Edward Snowden's permanent record
Permanent Record is the story of the randomness, the unscrupulousness and the vehemence with which the post-9/11 US governments set up a worldwide surveillance mechanism
- Published 13.12.19, 12:24 PM
- Updated 13.12.19, 12:24 PM
- 3 mins read
The cold, expressionless eyes of Edward Snowden on the cover of Permanent Record suitably capture the deadpan tone with which he tells his story for most of the book. The narrative, tedious and slow, excruciatingly quotidian for the most part, is not your regular Cold-War spy thriller, riveting in its tinkertailorness, that barely lets the reader catch her breath between political intrigue and the randomness of murders. Snowden’s narrative is perhaps a metaphorical assertion of the boredom of spy-life, and the fact that at the heart of the world of snooping or spying is the willingness of an unimaginative and mostly unproductive mind that can perform endless repetitive chores for days on end. A mind trained mostly on facts and figures and obsessed with technology, Snowden paints to perfection the humdrum of growing up in suburban America, in a middle-class household, born to uninspiring government-employee parents. In fact, if it were not for his being one of the most celebrated whistle-blowers of our time, one would rarely be interested in the first half of the book — a rambling, eminently forgettable, account of an ordinary life. It is perhaps his perseverance in the face of such boredom that led Snowden to be so good in his job, and to successfully execute the desired coup.

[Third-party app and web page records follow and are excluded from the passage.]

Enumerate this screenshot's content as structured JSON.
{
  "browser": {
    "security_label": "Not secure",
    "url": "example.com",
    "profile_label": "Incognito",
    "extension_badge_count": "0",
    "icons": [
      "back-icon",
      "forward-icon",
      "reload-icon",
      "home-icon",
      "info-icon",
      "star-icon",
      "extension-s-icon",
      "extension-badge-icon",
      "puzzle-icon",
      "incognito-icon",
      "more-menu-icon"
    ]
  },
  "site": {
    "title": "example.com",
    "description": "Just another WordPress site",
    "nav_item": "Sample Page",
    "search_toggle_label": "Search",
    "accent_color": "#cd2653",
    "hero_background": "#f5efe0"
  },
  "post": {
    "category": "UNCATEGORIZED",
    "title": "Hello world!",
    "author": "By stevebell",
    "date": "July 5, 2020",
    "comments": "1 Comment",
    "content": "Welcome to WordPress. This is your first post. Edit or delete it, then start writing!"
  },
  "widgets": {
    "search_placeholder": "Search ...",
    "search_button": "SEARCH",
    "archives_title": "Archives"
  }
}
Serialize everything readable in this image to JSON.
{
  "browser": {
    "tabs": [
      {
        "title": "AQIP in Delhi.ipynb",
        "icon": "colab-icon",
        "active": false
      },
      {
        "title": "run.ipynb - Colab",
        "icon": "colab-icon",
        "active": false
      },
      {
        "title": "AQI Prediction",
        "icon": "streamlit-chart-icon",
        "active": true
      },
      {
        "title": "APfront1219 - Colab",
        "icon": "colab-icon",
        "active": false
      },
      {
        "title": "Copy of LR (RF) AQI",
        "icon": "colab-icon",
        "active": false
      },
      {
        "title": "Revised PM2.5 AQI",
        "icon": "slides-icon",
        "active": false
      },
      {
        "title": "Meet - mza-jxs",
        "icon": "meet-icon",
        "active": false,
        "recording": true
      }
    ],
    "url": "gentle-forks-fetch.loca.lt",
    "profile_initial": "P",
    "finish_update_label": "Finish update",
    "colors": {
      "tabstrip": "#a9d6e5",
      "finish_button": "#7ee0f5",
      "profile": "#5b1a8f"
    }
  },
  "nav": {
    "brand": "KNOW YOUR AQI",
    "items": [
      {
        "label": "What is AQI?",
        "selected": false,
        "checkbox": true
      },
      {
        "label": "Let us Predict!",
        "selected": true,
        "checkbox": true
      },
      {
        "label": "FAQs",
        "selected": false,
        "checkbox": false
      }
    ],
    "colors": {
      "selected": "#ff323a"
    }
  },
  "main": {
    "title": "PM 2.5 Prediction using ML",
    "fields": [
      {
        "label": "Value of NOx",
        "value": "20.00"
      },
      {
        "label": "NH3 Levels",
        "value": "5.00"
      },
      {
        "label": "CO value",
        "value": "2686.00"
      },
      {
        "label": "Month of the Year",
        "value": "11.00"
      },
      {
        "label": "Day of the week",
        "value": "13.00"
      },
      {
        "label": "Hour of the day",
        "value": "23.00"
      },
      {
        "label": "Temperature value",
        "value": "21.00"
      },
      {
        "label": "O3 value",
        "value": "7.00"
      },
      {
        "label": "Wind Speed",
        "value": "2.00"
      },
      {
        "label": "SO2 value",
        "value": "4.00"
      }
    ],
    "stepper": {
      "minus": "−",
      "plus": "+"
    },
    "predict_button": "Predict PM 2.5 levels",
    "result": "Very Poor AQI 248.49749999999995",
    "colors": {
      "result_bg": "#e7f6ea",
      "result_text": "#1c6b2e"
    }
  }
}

An agent with top-secret clearance, first with the CIA and consequently with the NSA, Snowden unpacks, through detailed explanations and minute elaborations of the technological strategies used, the project of surveillance that the government of the United States of America had unleashed surreptitiously on its own citizens and on most of the world. Much of Permanent Record is the story of the randomness, the unscrupulousness and the vehemence with which the post-9/11 US governments set up this worldwide surveillance mechanism, and much of this with the help of private contractors. As an employee, initially of Perot Systems and then of Dell, in his twenties, and techno-smart, Snowden was hired by the NSA as a system-administrator or ‘sysadmin’ within what they called the Intelligence Community or the IC: “I occupied one of the most unexpectedly omniscient positions in the Intelligence Community — toward the bottom rung of the managerial ladder, but high atop heaven in terms of access... Was there anyone this machine could not surveil? Was there anywhere this machine could not go?” In the course of his journey across the world as a secret agent, Snowden discovers the fundamentally American nature of the internet: “The cables and satellites, the servers and towers — so much of the infrastructure of the Internet is under US control that over 90 percent of the world’s Internet traffic passes through technologies developed, owned, and/or operated by the American government and American businesses, most of which are physically located on American territory.” His curiosity stoked, and being technologically skilled, Snowden delved deeper into the machinations of the National Security Agency. As a sysadmin, more or less all secrets passed through him but, hierarchically in the lower rungs, he was not one of the decision-makers, and hence was paid little attention. He was just a contractual employee, skilled at his job. Secure in his anonymity, Snowden discovers how ‘science fact’ was stranger than science fiction. The interface at the NSA facility allowed him to “type in pretty much anyone’s address, telephone number, or IP address... You could read their emails, their browser history, their search history, their social media postings, everything... It was like watching an autocomplete... But the intelligence behind that typing wasn’t artificial but human: this was a humancomplete”. What with all the China-bashing in the media across the US, the critique of its anti-democratic and totalitarian regimes, in all the material on China that Snowden could access, he could only see a reflection of America: “What China was doing publicly to its own citizens, America might be — could be — doing secretly to the world”.
Rattled by such revelations and conscious of the implications of such pervasive human rights violation by the US department of state, Snowden goes back to reading the Constitution. The pages assert without ambiguity that the Bill of Rights and the first ten amendments “were all deliberately, carefully designed to create inefficiencies and hamper the government’s ability to exercise its power and conduct surveillance”. The government, realized Snowden, had “hacked the Constitution”.
Snowden decided to be a whistle-blower, and entered the annals of history. The last few pages of the book read like a thriller with Snowden moving frantically from one place to the other in search of asylum, till he is forced to stay back in Moscow. Permanent Record is an important document that elaborately explains the traps of the cyberworld for the lay reader. It is both a caveat and a sigh of despair at the pervasive and indomitable nature of cyber-surveillance. It is also a cryptological disclosure of a neo-imperial dystopia that is the world we inhabit: “If at any point during your journey through this book you paused for a moment over a term you wanted to clarify or investigate further and typed it into a search engine — and if that term happened to be in some way suspicious, a term like XKEYSCORE, for example — then congrats: you’re in the system, a victim of your own curiosity.” Scary.
Permanent Record by Edward Snowden, Pan Macmillan, Rs 699